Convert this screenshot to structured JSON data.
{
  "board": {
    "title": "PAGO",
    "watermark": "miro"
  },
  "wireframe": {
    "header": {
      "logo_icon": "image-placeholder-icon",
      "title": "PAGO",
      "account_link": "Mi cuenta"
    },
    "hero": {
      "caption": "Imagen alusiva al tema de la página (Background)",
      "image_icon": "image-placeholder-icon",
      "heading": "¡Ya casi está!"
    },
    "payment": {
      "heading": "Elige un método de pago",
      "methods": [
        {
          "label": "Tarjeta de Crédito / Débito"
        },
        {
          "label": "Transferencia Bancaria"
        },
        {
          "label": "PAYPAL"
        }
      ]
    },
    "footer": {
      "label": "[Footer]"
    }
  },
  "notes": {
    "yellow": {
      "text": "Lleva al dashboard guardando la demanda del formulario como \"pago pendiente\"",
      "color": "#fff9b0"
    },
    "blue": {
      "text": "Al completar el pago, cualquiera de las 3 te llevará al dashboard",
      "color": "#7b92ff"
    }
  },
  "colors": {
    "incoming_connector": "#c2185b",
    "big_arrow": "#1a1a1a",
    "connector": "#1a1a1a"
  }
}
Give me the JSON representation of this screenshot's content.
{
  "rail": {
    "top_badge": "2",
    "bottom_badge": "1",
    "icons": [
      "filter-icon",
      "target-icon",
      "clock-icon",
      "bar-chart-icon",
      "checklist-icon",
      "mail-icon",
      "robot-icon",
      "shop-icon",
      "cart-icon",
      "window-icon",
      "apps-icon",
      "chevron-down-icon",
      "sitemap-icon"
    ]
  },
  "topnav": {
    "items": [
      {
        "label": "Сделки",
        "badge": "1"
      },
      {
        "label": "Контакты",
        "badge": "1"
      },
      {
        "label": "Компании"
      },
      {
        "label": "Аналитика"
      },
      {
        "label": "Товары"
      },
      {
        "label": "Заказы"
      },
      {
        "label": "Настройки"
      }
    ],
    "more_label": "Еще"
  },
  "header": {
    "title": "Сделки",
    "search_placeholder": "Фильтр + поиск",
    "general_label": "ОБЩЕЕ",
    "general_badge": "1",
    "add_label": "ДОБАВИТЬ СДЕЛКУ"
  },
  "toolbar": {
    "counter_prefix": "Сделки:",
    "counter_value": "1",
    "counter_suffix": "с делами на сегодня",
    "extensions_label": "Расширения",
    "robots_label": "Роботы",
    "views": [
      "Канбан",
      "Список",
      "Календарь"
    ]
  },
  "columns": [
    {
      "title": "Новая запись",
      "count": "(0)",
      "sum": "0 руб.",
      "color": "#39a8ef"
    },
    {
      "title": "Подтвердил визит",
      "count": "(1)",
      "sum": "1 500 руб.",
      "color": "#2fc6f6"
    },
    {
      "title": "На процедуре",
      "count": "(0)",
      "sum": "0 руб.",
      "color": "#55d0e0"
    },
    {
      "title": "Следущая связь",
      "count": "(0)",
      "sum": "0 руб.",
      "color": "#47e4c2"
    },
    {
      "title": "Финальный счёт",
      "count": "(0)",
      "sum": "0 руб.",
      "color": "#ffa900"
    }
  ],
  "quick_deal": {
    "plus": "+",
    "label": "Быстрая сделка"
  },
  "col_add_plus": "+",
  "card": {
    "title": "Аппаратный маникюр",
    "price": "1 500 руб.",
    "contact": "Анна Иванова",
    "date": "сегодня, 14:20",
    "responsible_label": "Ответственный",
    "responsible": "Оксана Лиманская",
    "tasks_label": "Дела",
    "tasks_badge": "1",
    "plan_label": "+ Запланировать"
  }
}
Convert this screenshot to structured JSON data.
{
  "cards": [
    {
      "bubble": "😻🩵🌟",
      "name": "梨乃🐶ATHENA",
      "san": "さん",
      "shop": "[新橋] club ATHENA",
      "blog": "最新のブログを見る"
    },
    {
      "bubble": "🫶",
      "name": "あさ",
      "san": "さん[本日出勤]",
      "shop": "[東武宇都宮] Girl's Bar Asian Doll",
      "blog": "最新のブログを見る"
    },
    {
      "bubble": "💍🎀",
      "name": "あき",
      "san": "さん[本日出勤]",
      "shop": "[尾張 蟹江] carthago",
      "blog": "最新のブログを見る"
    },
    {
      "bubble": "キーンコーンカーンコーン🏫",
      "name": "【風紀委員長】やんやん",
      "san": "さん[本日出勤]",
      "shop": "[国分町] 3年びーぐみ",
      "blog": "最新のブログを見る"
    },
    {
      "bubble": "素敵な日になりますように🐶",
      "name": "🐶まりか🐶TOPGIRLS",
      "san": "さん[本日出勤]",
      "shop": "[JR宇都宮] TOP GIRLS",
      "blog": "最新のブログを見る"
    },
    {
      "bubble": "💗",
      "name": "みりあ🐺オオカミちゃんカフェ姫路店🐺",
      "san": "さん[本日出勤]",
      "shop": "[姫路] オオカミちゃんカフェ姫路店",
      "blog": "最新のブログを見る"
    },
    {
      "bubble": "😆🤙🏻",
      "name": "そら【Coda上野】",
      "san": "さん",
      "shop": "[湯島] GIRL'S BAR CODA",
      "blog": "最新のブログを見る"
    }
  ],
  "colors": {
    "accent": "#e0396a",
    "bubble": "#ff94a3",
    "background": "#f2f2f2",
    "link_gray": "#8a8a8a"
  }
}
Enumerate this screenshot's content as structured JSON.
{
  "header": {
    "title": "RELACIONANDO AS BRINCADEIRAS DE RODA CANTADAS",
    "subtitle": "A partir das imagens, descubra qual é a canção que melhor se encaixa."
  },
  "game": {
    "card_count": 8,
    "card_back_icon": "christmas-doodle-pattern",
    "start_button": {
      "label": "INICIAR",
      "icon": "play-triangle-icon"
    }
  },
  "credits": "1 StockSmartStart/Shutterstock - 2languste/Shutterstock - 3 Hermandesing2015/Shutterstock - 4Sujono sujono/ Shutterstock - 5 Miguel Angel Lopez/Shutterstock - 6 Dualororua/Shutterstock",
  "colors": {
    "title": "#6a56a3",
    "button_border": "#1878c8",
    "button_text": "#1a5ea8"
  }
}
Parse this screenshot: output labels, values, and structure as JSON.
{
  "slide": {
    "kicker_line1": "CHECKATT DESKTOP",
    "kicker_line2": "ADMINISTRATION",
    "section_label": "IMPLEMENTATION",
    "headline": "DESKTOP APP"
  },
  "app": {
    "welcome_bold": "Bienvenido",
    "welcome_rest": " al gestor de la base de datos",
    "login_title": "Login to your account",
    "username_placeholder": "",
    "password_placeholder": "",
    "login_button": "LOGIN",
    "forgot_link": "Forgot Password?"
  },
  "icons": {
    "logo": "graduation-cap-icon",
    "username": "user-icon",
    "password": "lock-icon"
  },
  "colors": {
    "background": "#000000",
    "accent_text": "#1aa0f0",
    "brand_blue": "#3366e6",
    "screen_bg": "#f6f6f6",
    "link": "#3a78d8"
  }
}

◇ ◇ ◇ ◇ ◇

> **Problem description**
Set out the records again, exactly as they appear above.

> **Your solution**
Convert this screenshot to structured JSON data.
{
  "board": {
    "title": "PAGO",
    "watermark": "miro"
  },
  "wireframe": {
    "header": {
      "logo_icon": "image-placeholder-icon",
      "title": "PAGO",
      "account_link": "Mi cuenta"
    },
    "hero": {
      "caption": "Imagen alusiva al tema de la página (Background)",
      "image_icon": "image-placeholder-icon",
      "heading": "¡Ya casi está!"
    },
    "payment": {
      "heading": "Elige un método de pago",
      "methods": [
        {
          "label": "Tarjeta de Crédito / Débito"
        },
        {
          "label": "Transferencia Bancaria"
        },
        {
          "label": "PAYPAL"
        }
      ]
    },
    "footer": {
      "label": "[Footer]"
    }
  },
  "notes": {
    "yellow": {
      "text": "Lleva al dashboard guardando la demanda del formulario como \"pago pendiente\"",
      "color": "#fff9b0"
    },
    "blue": {
      "text": "Al completar el pago, cualquiera de las 3 te llevará al dashboard",
      "color": "#7b92ff"
    }
  },
  "colors": {
    "incoming_connector": "#c2185b",
    "big_arrow": "#1a1a1a",
    "connector": "#1a1a1a"
  }
}
Give me the JSON representation of this screenshot's content.
{
  "rail": {
    "top_badge": "2",
    "bottom_badge": "1",
    "icons": [
      "filter-icon",
      "target-icon",
      "clock-icon",
      "bar-chart-icon",
      "checklist-icon",
      "mail-icon",
      "robot-icon",
      "shop-icon",
      "cart-icon",
      "window-icon",
      "apps-icon",
      "chevron-down-icon",
      "sitemap-icon"
    ]
  },
  "topnav": {
    "items": [
      {
        "label": "Сделки",
        "badge": "1"
      },
      {
        "label": "Контакты",
        "badge": "1"
      },
      {
        "label": "Компании"
      },
      {
        "label": "Аналитика"
      },
      {
        "label": "Товары"
      },
      {
        "label": "Заказы"
      },
      {
        "label": "Настройки"
      }
    ],
    "more_label": "Еще"
  },
  "header": {
    "title": "Сделки",
    "search_placeholder": "Фильтр + поиск",
    "general_label": "ОБЩЕЕ",
    "general_badge": "1",
    "add_label": "ДОБАВИТЬ СДЕЛКУ"
  },
  "toolbar": {
    "counter_prefix": "Сделки:",
    "counter_value": "1",
    "counter_suffix": "с делами на сегодня",
    "extensions_label": "Расширения",
    "robots_label": "Роботы",
    "views": [
      "Канбан",
      "Список",
      "Календарь"
    ]
  },
  "columns": [
    {
      "title": "Новая запись",
      "count": "(0)",
      "sum": "0 руб.",
      "color": "#39a8ef"
    },
    {
      "title": "Подтвердил визит",
      "count": "(1)",
      "sum": "1 500 руб.",
      "color": "#2fc6f6"
    },
    {
      "title": "На процедуре",
      "count": "(0)",
      "sum": "0 руб.",
      "color": "#55d0e0"
    },
    {
      "title": "Следущая связь",
      "count": "(0)",
      "sum": "0 руб.",
      "color": "#47e4c2"
    },
    {
      "title": "Финальный счёт",
      "count": "(0)",
      "sum": "0 руб.",
      "color": "#ffa900"
    }
  ],
  "quick_deal": {
    "plus": "+",
    "label": "Быстрая сделка"
  },
  "col_add_plus": "+",
  "card": {
    "title": "Аппаратный маникюр",
    "price": "1 500 руб.",
    "contact": "Анна Иванова",
    "date": "сегодня, 14:20",
    "responsible_label": "Ответственный",
    "responsible": "Оксана Лиманская",
    "tasks_label": "Дела",
    "tasks_badge": "1",
    "plan_label": "+ Запланировать"
  }
}
Convert this screenshot to structured JSON data.
{
  "cards": [
    {
      "bubble": "😻🩵🌟",
      "name": "梨乃🐶ATHENA",
      "san": "さん",
      "shop": "[新橋] club ATHENA",
      "blog": "最新のブログを見る"
    },
    {
      "bubble": "🫶",
      "name": "あさ",
      "san": "さん[本日出勤]",
      "shop": "[東武宇都宮] Girl's Bar Asian Doll",
      "blog": "最新のブログを見る"
    },
    {
      "bubble": "💍🎀",
      "name": "あき",
      "san": "さん[本日出勤]",
      "shop": "[尾張 蟹江] carthago",
      "blog": "最新のブログを見る"
    },
    {
      "bubble": "キーンコーンカーンコーン🏫",
      "name": "【風紀委員長】やんやん",
      "san": "さん[本日出勤]",
      "shop": "[国分町] 3年びーぐみ",
      "blog": "最新のブログを見る"
    },
    {
      "bubble": "素敵な日になりますように🐶",
      "name": "🐶まりか🐶TOPGIRLS",
      "san": "さん[本日出勤]",
      "shop": "[JR宇都宮] TOP GIRLS",
      "blog": "最新のブログを見る"
    },
    {
      "bubble": "💗",
      "name": "みりあ🐺オオカミちゃんカフェ姫路店🐺",
      "san": "さん[本日出勤]",
      "shop": "[姫路] オオカミちゃんカフェ姫路店",
      "blog": "最新のブログを見る"
    },
    {
      "bubble": "😆🤙🏻",
      "name": "そら【Coda上野】",
      "san": "さん",
      "shop": "[湯島] GIRL'S BAR CODA",
      "blog": "最新のブログを見る"
    }
  ],
  "colors": {
    "accent": "#e0396a",
    "bubble": "#ff94a3",
    "background": "#f2f2f2",
    "link_gray": "#8a8a8a"
  }
}
Enumerate this screenshot's content as structured JSON.
{
  "header": {
    "title": "RELACIONANDO AS BRINCADEIRAS DE RODA CANTADAS",
    "subtitle": "A partir das imagens, descubra qual é a canção que melhor se encaixa."
  },
  "game": {
    "card_count": 8,
    "card_back_icon": "christmas-doodle-pattern",
    "start_button": {
      "label": "INICIAR",
      "icon": "play-triangle-icon"
    }
  },
  "credits": "1 StockSmartStart/Shutterstock - 2languste/Shutterstock - 3 Hermandesing2015/Shutterstock - 4Sujono sujono/ Shutterstock - 5 Miguel Angel Lopez/Shutterstock - 6 Dualororua/Shutterstock",
  "colors": {
    "title": "#6a56a3",
    "button_border": "#1878c8",
    "button_text": "#1a5ea8"
  }
}
Parse this screenshot: output labels, values, and structure as JSON.
{
  "slide": {
    "kicker_line1": "CHECKATT DESKTOP",
    "kicker_line2": "ADMINISTRATION",
    "section_label": "IMPLEMENTATION",
    "headline": "DESKTOP APP"
  },
  "app": {
    "welcome_bold": "Bienvenido",
    "welcome_rest": " al gestor de la base de datos",
    "login_title": "Login to your account",
    "username_placeholder": "",
    "password_placeholder": "",
    "login_button": "LOGIN",
    "forgot_link": "Forgot Password?"
  },
  "icons": {
    "logo": "graduation-cap-icon",
    "username": "user-icon",
    "password": "lock-icon"
  },
  "colors": {
    "background": "#000000",
    "accent_text": "#1aa0f0",
    "brand_blue": "#3366e6",
    "screen_bg": "#f6f6f6",
    "link": "#3a78d8"
  }
}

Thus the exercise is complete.